“A system is needed to avoid unnecessary duplication as regards NDIs for the same product sold to different manufacturers," Herbalife said in its comments. “Also, a number of dietary supplement manufacturers produce products containing the same ingredients. Subsequent NDI notifications for supplement compositions relying in part upon the same ingredients would refer to the relevant master files and would not need to include additional safety data about the referenced ingredient."
The United Natural Products Alliance (UNPA) thinks this is a useful idea as it gives companies greater control over their intellectual property and addresses the issue of research piggybacking—that is, companies citing research specific to other ingredients and processes, including safety and toxicology data, and then using that research to back their own NDI filing.
The alternative would be for companies that have filed an NDI to simply share this proprietary information with their clients under a non-disclosure agreement, where you would disclose all of the proprietary data to the client.
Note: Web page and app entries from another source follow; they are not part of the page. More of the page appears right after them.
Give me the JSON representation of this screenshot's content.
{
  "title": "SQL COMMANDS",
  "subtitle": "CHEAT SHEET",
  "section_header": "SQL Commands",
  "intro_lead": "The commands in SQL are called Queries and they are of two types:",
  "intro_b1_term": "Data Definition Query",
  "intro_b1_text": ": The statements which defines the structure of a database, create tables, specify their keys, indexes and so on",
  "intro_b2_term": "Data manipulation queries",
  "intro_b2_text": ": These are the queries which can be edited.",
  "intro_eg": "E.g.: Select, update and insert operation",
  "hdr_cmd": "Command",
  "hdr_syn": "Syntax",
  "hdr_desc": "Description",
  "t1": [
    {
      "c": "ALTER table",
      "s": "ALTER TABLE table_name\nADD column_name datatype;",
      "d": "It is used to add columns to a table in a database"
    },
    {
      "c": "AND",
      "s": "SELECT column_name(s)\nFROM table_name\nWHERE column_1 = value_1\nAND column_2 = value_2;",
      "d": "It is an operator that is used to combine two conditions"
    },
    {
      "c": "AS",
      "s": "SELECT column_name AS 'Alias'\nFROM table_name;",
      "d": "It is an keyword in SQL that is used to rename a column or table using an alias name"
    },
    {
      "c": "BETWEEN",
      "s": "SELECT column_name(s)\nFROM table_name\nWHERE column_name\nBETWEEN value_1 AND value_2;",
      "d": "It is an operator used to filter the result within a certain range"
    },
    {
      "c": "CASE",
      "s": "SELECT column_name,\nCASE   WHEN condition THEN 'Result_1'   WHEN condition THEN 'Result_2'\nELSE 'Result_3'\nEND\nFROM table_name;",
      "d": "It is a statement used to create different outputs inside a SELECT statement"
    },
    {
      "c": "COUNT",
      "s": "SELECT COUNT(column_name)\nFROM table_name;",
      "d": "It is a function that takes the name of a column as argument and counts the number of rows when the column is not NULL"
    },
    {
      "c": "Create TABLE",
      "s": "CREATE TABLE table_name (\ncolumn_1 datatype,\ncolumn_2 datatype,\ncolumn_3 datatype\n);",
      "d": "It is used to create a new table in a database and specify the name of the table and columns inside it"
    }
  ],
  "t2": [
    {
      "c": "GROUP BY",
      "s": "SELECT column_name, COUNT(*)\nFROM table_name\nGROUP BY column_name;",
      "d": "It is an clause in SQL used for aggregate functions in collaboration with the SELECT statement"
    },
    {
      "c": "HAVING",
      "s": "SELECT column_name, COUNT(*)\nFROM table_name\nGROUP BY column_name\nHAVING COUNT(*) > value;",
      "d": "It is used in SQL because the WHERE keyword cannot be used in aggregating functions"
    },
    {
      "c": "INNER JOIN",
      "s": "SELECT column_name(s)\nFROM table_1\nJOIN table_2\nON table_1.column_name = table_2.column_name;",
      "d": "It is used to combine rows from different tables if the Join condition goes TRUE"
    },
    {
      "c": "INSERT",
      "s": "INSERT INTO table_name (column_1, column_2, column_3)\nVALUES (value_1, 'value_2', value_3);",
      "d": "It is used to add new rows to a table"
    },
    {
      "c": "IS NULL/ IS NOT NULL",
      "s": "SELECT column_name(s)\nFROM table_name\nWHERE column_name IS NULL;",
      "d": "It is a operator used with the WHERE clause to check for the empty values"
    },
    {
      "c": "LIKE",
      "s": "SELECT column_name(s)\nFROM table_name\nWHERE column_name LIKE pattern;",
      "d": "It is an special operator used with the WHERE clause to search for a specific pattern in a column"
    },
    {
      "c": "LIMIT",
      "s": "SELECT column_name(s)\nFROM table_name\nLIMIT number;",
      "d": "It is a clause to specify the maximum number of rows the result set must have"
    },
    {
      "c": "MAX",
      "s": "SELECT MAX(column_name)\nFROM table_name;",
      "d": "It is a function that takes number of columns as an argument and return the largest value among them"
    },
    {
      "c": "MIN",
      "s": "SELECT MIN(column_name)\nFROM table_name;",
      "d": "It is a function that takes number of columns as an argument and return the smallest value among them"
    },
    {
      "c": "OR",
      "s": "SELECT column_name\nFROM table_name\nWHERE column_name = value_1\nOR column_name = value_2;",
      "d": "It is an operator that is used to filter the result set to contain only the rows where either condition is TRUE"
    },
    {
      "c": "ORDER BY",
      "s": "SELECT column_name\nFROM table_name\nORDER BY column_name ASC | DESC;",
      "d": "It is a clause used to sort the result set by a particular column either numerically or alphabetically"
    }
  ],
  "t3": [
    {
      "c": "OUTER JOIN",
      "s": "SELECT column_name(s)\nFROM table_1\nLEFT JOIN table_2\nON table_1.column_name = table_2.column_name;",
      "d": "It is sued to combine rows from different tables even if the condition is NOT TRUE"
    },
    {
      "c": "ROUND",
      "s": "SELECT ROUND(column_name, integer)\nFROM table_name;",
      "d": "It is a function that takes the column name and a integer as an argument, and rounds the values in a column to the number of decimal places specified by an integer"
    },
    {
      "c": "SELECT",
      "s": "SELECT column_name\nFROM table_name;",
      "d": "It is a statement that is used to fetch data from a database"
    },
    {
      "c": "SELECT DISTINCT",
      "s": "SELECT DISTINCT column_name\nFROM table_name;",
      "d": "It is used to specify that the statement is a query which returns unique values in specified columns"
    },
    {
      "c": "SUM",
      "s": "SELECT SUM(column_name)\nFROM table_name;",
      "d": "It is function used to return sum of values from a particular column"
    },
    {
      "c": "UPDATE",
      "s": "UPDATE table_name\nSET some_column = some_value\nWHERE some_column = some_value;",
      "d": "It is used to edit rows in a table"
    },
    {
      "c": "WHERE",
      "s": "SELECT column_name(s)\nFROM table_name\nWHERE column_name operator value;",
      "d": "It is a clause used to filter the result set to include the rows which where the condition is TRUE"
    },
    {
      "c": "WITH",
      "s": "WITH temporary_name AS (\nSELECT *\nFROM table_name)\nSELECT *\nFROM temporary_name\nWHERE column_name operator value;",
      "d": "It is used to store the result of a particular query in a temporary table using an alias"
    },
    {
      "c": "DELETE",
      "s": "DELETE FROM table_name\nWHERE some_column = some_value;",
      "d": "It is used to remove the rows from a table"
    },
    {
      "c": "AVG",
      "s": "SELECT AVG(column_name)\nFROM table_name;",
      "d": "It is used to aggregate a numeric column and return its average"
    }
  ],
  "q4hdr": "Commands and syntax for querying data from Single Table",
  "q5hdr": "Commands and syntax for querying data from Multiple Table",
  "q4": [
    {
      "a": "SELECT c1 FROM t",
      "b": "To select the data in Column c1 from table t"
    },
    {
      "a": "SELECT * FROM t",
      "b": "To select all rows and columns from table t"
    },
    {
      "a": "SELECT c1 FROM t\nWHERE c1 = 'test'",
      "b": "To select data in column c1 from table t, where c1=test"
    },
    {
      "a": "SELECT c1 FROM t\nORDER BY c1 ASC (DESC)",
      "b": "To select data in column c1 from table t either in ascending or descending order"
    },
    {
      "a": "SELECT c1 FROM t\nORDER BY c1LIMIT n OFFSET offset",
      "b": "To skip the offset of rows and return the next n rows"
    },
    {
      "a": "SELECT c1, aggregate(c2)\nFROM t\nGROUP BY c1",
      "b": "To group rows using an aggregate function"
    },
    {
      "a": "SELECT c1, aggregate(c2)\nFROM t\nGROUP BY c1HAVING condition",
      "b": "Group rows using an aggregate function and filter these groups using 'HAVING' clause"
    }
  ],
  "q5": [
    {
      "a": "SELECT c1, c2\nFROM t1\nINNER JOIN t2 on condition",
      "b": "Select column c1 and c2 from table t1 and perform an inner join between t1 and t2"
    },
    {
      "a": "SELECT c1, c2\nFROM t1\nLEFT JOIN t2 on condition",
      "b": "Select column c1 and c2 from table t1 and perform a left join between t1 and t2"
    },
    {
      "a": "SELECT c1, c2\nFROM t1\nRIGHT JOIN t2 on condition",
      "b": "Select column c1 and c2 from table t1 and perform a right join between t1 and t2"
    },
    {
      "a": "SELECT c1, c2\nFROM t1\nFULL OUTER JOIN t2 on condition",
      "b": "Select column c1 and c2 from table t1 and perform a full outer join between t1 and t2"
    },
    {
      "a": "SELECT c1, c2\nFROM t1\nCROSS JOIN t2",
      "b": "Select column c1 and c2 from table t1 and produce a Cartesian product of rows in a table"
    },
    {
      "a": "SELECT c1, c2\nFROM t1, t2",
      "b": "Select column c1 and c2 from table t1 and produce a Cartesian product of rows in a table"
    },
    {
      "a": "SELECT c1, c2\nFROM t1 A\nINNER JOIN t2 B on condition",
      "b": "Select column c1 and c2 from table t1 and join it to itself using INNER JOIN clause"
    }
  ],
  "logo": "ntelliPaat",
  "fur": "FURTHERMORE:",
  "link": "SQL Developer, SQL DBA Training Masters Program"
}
Meanwhile, as industry waits for the publication of comments and FDA’s analysis of those comments from the revised NDI guidance and the issuance of a final regulation, FDA is attempting to understand if the master file process is of value to the supplement industry and is trying to gauge whether industry would utilize it.
When you consider the not-insignificant administrative burden master files would create for the agency as well as its well-known limited resources, it’s a question worth pondering. Who would pay for the master file administration? Are supplement user fees in our future to cover these costs? UNPA will report on this critical conversation as we learn more.
California’s Prop 65: August 2018 compliance date is looming
California’s Proposition 65, also known as the Safe Drinking Water and Toxic Enforcement Act of 1986, requires businesses to provide warnings to Californians about “significant” exposures to chemicals that cause cancer, birth defects or other reproductive harm. The law requires the state to publish a list of chemicals known to cause cancer, birth defects or other reproductive harm, which is updated annually and now includes approximately 900 chemicals.
What’s changing is that the revised warnings will alert consumers to the specific chemical(s) in the product, as well as how they might be exposed—and how they can reduce or eliminate possible exposure. The state also amended the responsibilities of manufacturers and retailers in informing consumers about the warnings.
Unlike the delay in federal label changes mentioned above, the Prop 65 changes come into effect on Aug. 31 of this year. If you sell products in The Golden State—the world’s fifth largest economy—the clock is ticking.
Key amendments to the labeling law:
This extremely brief review of the changes to the Prop 65 requirements is in no way complete or comprehensive.
We encourage all ingredient suppliers and manufacturers to take the appropriate steps to ensure compliance with the labeling changes mentioned above and to consider the impact of master files as part of any final NDI guidance. In addition to the obvious need to be compliant with ever-evolving state and federal regulations, the value of exhibiting leadership around these issues demonstrates to consumers that responsible industry is highly regulated and deserves their continued trust and respect.
Frank Lampe is VP, Communications & Industry Relations, for the United Natural Products Alliance (UNPA), an international trade association representing more than 100 leading natural products, dietary supplement, functional food and scientific and technology and related service companies that share a commitment to provide consumers with natural health products of superior quality, benefit, reliability and sustainability. For more information, visit www.unpa.com.